By Amma Ogan
The late Dr. Stanley Macebuh, The Guardian newspaper’s first Managing Director
It was my first job after university in 1978, and that first meeting was like a session with my college tutor. As it turned out he had attended the same institution in England, which seemed serendipitous.
There was nothing remotely aesthetic about the famous Kakawa street office in Lagos. It was essentially a grey concrete behemoth squeezed between the more refined tower blocks of Nigeria’s central business district, which served as an outer shell for the giant iron printers that churned out Africa’s largest circulating newspapers the Daily Times and its Sunday sister. This behemoth also had cooped inside it, the other tentacles that completed the leviathan known as the DTN empire, packaging real estate and other sundry titles.
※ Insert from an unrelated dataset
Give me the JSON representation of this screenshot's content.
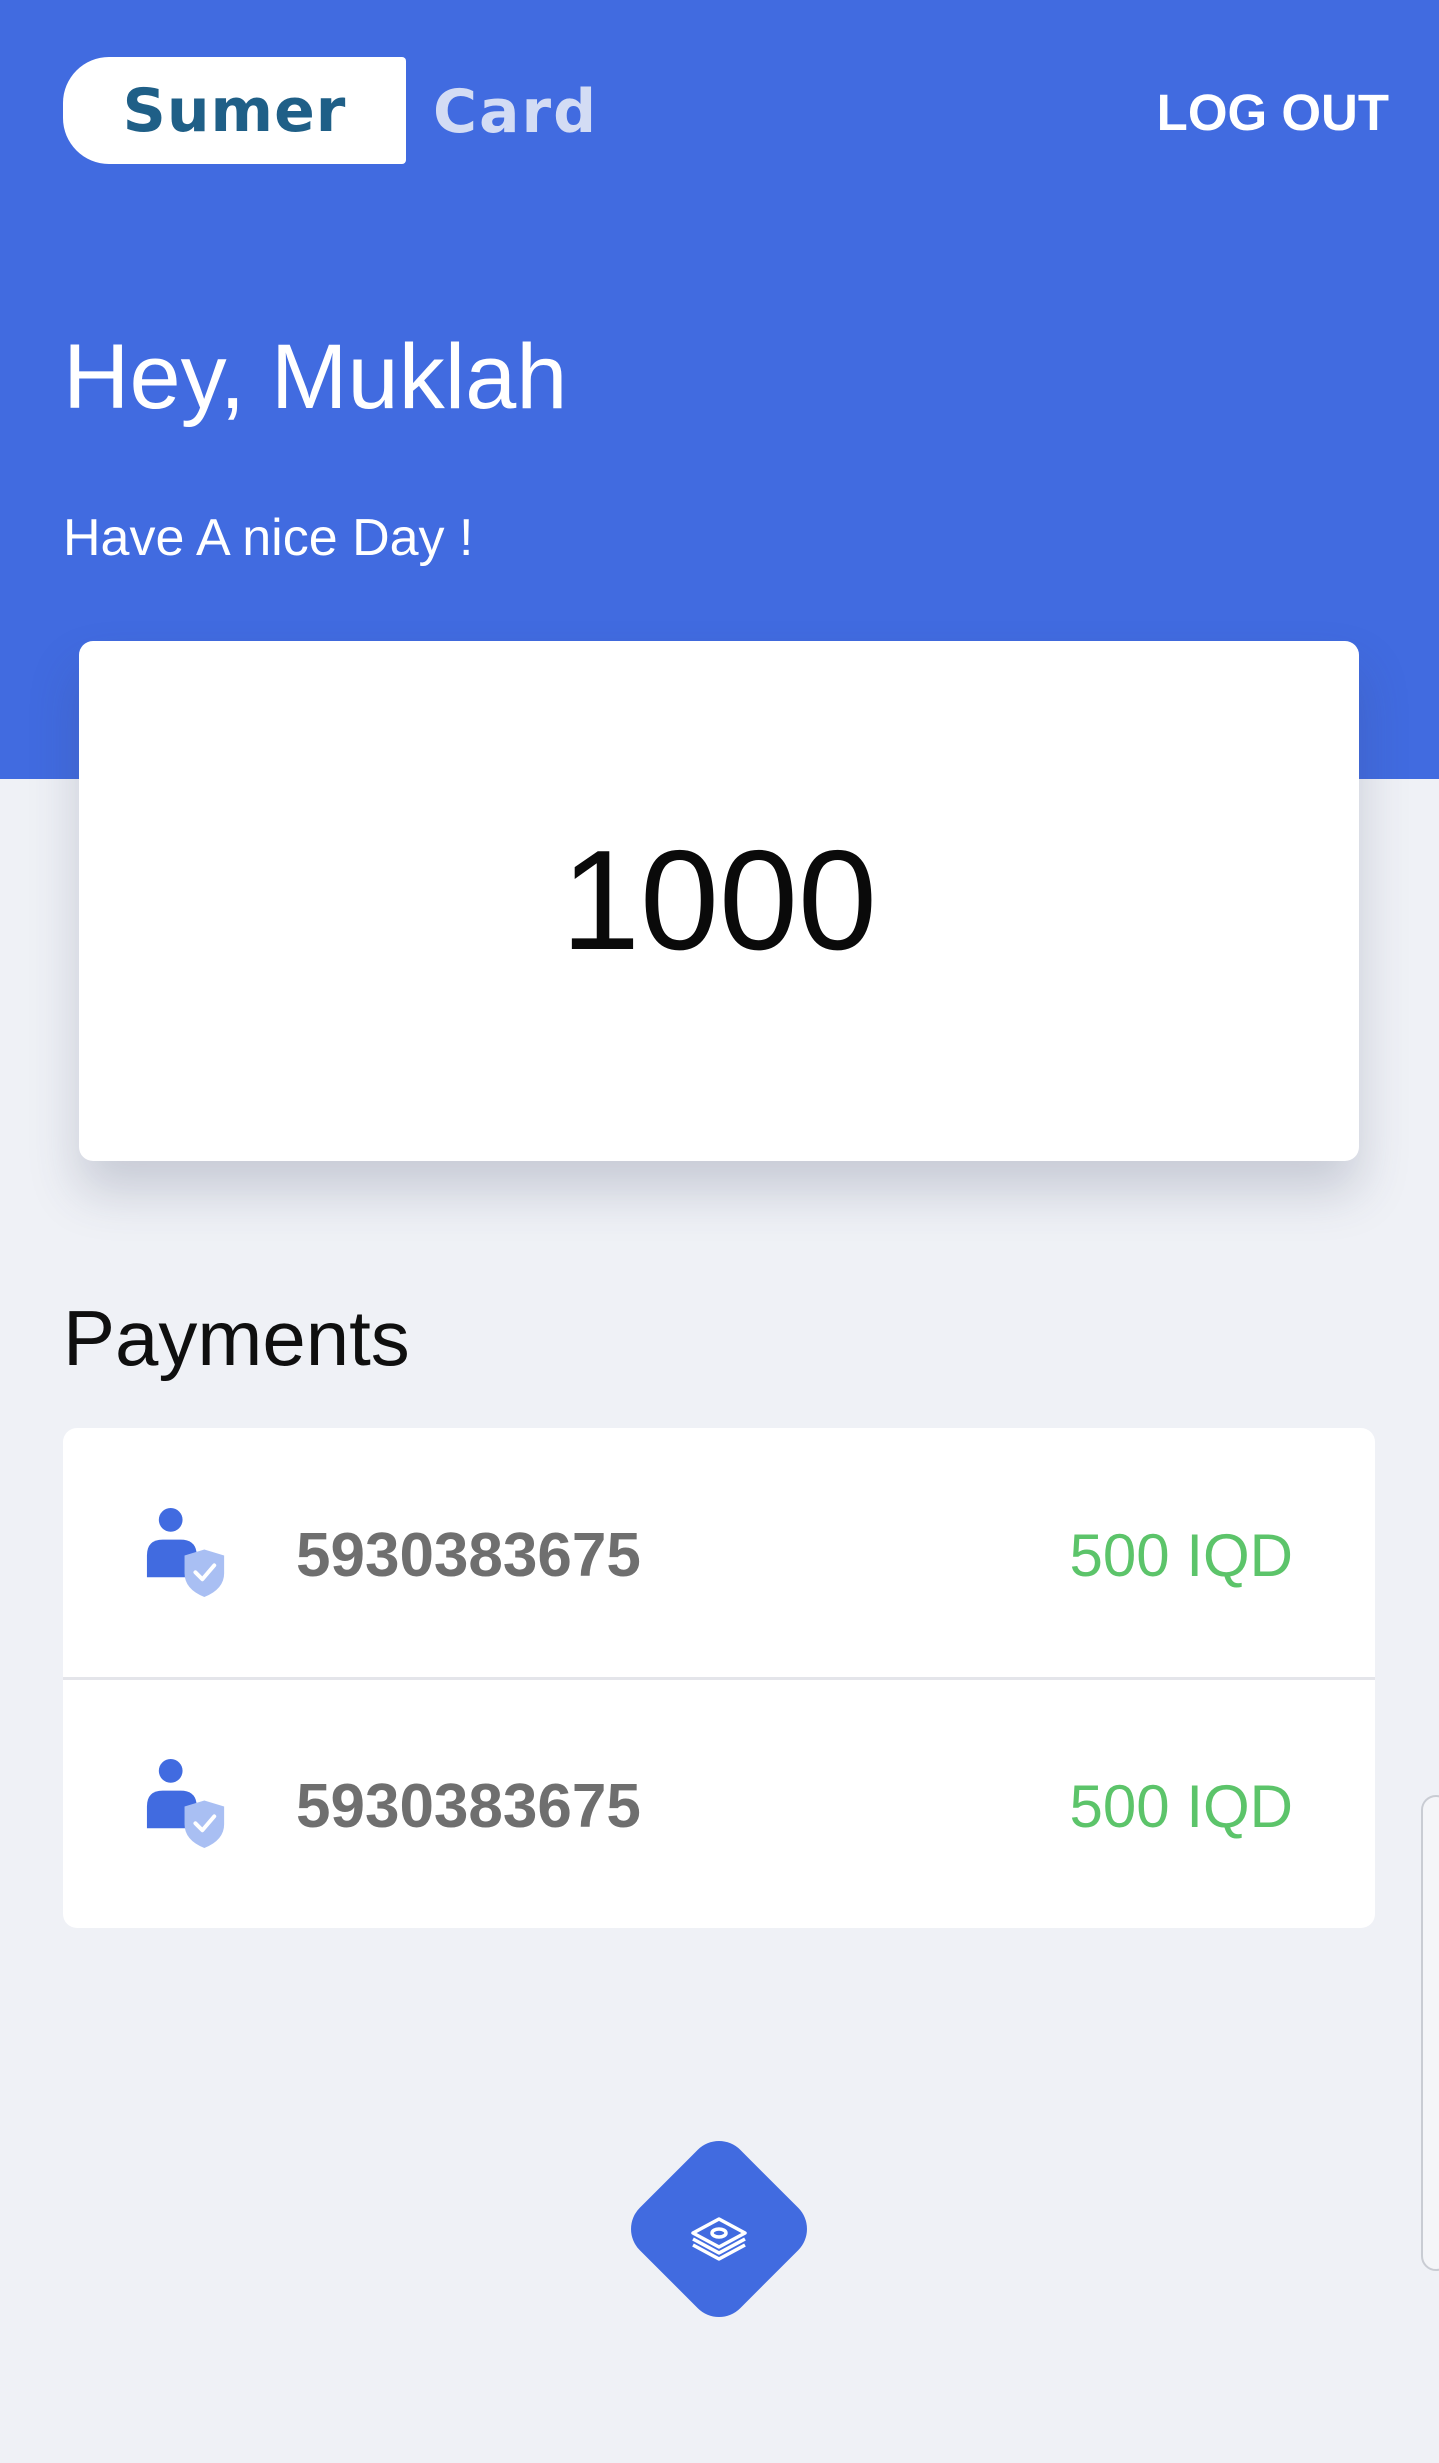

It was huge, it was ugly, it was noisy, it had no female toilet for senior staff, I had to borrow editor Tony Momoh’s keys. Its grey offices were concrete floored cubicles with single windows in the inner office where the oga sat, and artificially lit anterooms where the minions reigned. There was secretary Fidelis who truly lived up to his name, a messenger who should have been named Constant, and me, at a desk with my back to the door.